Bible and Evolution Conference

To encourage such conversations, Vosburg has planned an all-day conference Saturday, Oct. 25, at Harvey Mudd titled “The Bible, Evolution, and Human Origins: Starting Conversations.” The event will feature two Old Testament scholars and a biologist in conversation. The conference is sponsored by BioLogos, an organization that invites the church and the world to see harmony between science and biblical faith.

Vosburg’s research is in building molecules with medicinal properties that could alleviate human suffering due to conditions like inflammation and tuberculosis. Vosburg and his research team often employ biomimetic techniques that imitate how such molecules form naturally in plants and other parts of nature. For Vosburg, this research allows him to marvel at what he sees as God’s work in creation and to try reverently to imitate that in the lab.

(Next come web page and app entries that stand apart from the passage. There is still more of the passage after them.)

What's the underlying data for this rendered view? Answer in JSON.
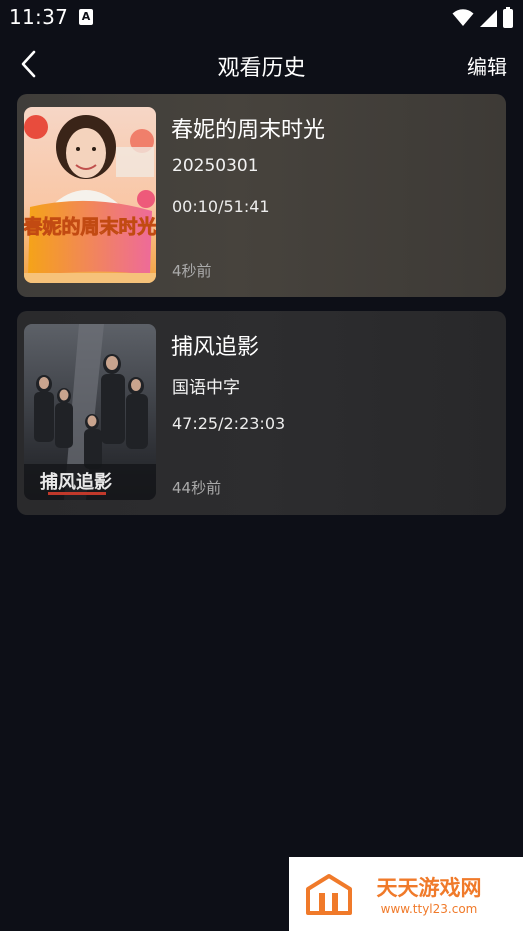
{
  "status_bar": {
    "time": "11:37",
    "notification_letter": "A"
  },
  "header": {
    "title": "观看历史",
    "edit_label": "编辑"
  },
  "history": [
    {
      "title": "春妮的周末时光",
      "subtitle": "20250301",
      "progress": "00:10/51:41",
      "watched_ago": "4秒前",
      "poster_caption": "春妮的周末时光"
    },
    {
      "title": "捕风追影",
      "subtitle": "国语中字",
      "progress": "47:25/2:23:03",
      "watched_ago": "44秒前",
      "poster_caption": "捕风追影"
    }
  ],
  "watermark": {
    "name": "天天游戏网",
    "url": "www.ttyl23.com"
  },
  "colors": {
    "background": "#0d0f17",
    "card_1": "#423f3a",
    "card_2": "#2b2b2d",
    "watermark_brand": "#f07a2a"
  }
}
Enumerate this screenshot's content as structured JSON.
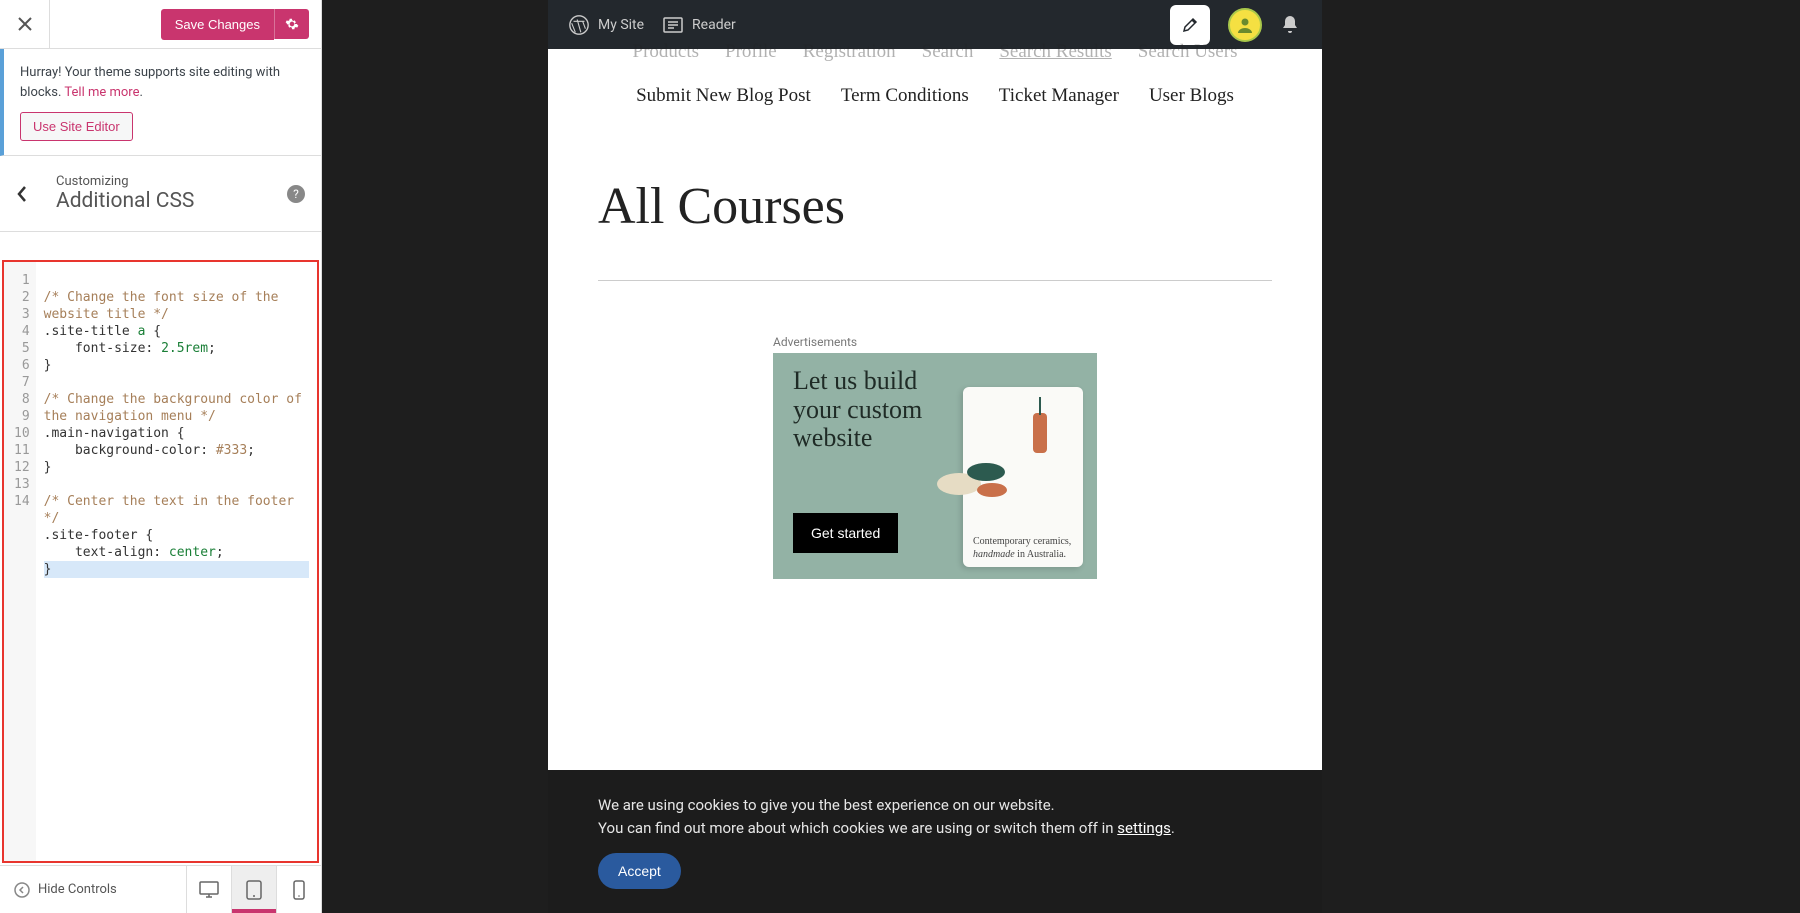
{
  "panel": {
    "save_label": "Save Changes",
    "notice_text": "Hurray! Your theme supports site editing with blocks. ",
    "tell_more": "Tell me more",
    "period": ".",
    "use_editor": "Use Site Editor",
    "customizing": "Customizing",
    "section": "Additional CSS"
  },
  "code": {
    "lines": [
      "1",
      "2",
      "3",
      "4",
      "5",
      "6",
      "7",
      "8",
      "9",
      "10",
      "11",
      "12",
      "13",
      "14"
    ],
    "l1": "/* Change the font size of the website title */",
    "l2a": ".site-title",
    "l2b": " a",
    "l2c": " {",
    "l3a": "    font-size",
    "l3b": ": ",
    "l3c": "2.5rem",
    "l3d": ";",
    "l4": "}",
    "l5": "",
    "l6": "/* Change the background color of the navigation menu */",
    "l7a": ".main-navigation",
    "l7b": " {",
    "l8a": "    background-color",
    "l8b": ": ",
    "l8c": "#333",
    "l8d": ";",
    "l9": "}",
    "l10": "",
    "l11": "/* Center the text in the footer */",
    "l12a": ".site-footer",
    "l12b": " {",
    "l13a": "    text-align",
    "l13b": ": ",
    "l13c": "center",
    "l13d": ";",
    "l14": "}"
  },
  "footer": {
    "hide": "Hide Controls"
  },
  "wpbar": {
    "mysite": "My Site",
    "reader": "Reader"
  },
  "nav": {
    "products": "Products",
    "profile": "Profile",
    "registration": "Registration",
    "search": "Search",
    "search_results": "Search Results",
    "search_users": "Search Users",
    "submit_post": "Submit New Blog Post",
    "terms": "Term Conditions",
    "ticket": "Ticket Manager",
    "userblogs": "User Blogs"
  },
  "page": {
    "heading": "All Courses"
  },
  "ad": {
    "label": "Advertisements",
    "headline": "Let us build your custom website",
    "cta": "Get started",
    "caption_l1": "Contemporary ceramics,",
    "caption_l2": "handmade",
    "caption_l3": " in Australia."
  },
  "cookie": {
    "line1": "We are using cookies to give you the best experience on our website.",
    "line2a": "You can find out more about which cookies we are using or switch them off in ",
    "settings": "settings",
    "line2b": ".",
    "accept": "Accept"
  }
}
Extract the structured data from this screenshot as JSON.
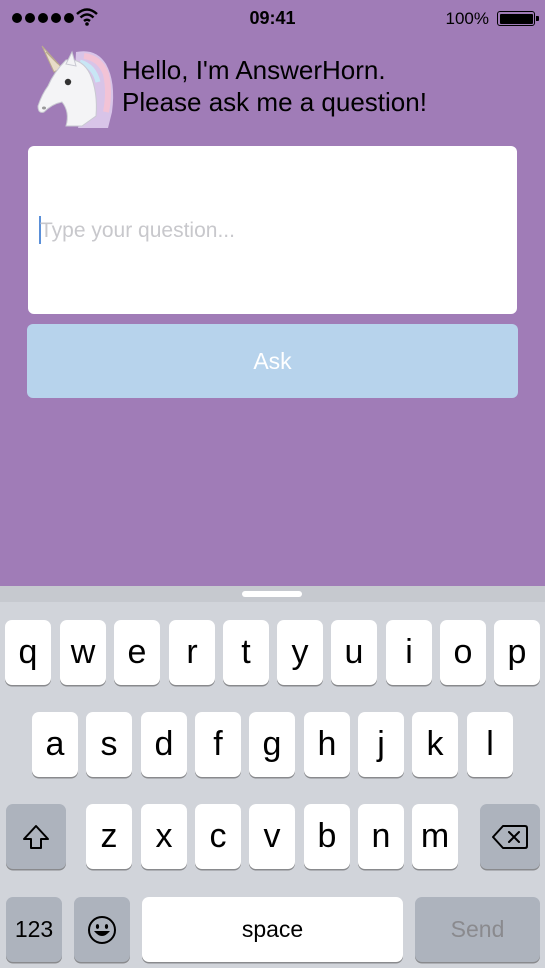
{
  "status_bar": {
    "time": "09:41",
    "battery": "100%"
  },
  "header": {
    "line1": "Hello, I'm AnswerHorn.",
    "line2": "Please ask me a question!",
    "avatar_icon": "unicorn-icon"
  },
  "question": {
    "placeholder": "Type your question...",
    "value": ""
  },
  "ask_button": {
    "label": "Ask"
  },
  "keyboard": {
    "row1": [
      "q",
      "w",
      "e",
      "r",
      "t",
      "y",
      "u",
      "i",
      "o",
      "p"
    ],
    "row2": [
      "a",
      "s",
      "d",
      "f",
      "g",
      "h",
      "j",
      "k",
      "l"
    ],
    "row3": [
      "z",
      "x",
      "c",
      "v",
      "b",
      "n",
      "m"
    ],
    "shift_icon": "shift-icon",
    "delete_icon": "delete-icon",
    "numbers_label": "123",
    "emoji_icon": "emoji-icon",
    "space_label": "space",
    "send_label": "Send"
  },
  "colors": {
    "background": "#a07cb7",
    "ask_button": "#b7d3ec",
    "keyboard": "#d1d4da"
  }
}
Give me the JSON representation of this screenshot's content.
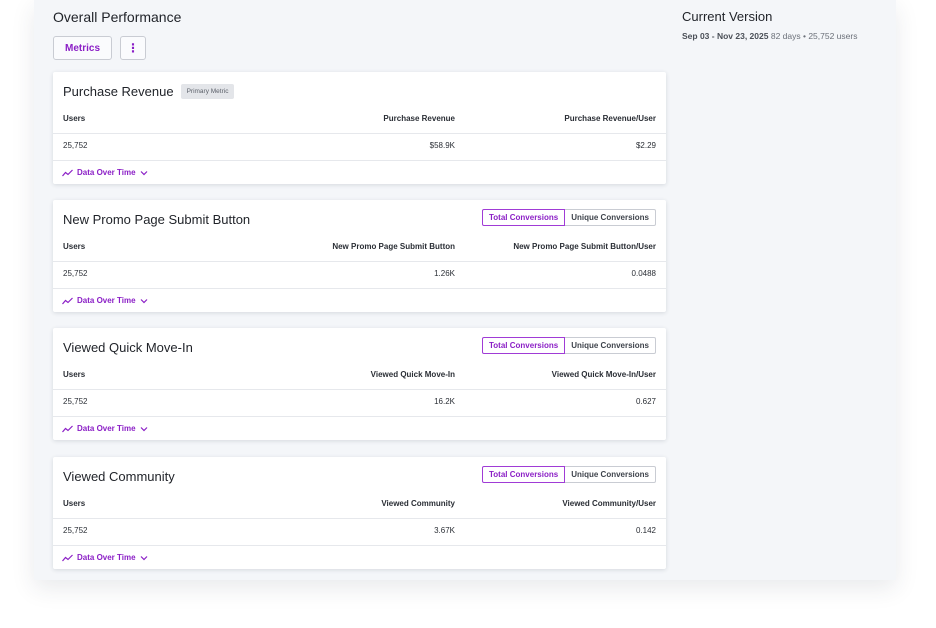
{
  "left": {
    "title": "Overall Performance",
    "metrics_label": "Metrics",
    "more_glyph": "⋮"
  },
  "right": {
    "title": "Current Version",
    "date_range": "Sep 03 - Nov 23, 2025",
    "meta": "82 days • 25,752 users"
  },
  "common": {
    "data_over_time": "Data Over Time",
    "total_conversions": "Total Conversions",
    "unique_conversions": "Unique Conversions"
  },
  "cards": [
    {
      "title": "Purchase Revenue",
      "tag": "Primary Metric",
      "col1": "Users",
      "col2": "Purchase Revenue",
      "col3": "Purchase Revenue/User",
      "v1": "25,752",
      "v2": "$58.9K",
      "v3": "$2.29"
    },
    {
      "title": "New Promo Page Submit Button",
      "col1": "Users",
      "col2": "New Promo Page Submit Button",
      "col3": "New Promo Page Submit Button/User",
      "v1": "25,752",
      "v2": "1.26K",
      "v3": "0.0488"
    },
    {
      "title": "Viewed Quick Move-In",
      "col1": "Users",
      "col2": "Viewed Quick Move-In",
      "col3": "Viewed Quick Move-In/User",
      "v1": "25,752",
      "v2": "16.2K",
      "v3": "0.627"
    },
    {
      "title": "Viewed Community",
      "col1": "Users",
      "col2": "Viewed Community",
      "col3": "Viewed Community/User",
      "v1": "25,752",
      "v2": "3.67K",
      "v3": "0.142"
    }
  ],
  "colors": {
    "accent": "#8b1fc6",
    "panel_bg": "#f4f6f9"
  }
}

He says he is able to reconcile his religious beliefs with his scientific research since each has its own distinct purpose toward human understanding of the natural world and self. “Throughout the ages, many scientists have been people of faith,” says Vosburg. “I believe that nature and scripture do not conflict, but that our scientific and theological interpretations are imperfect and vulnerable to mistakes. We must be careful not to confuse metaphysical or philosophical claims with science, and also not to use the Bible for questions it does not intend to answer.”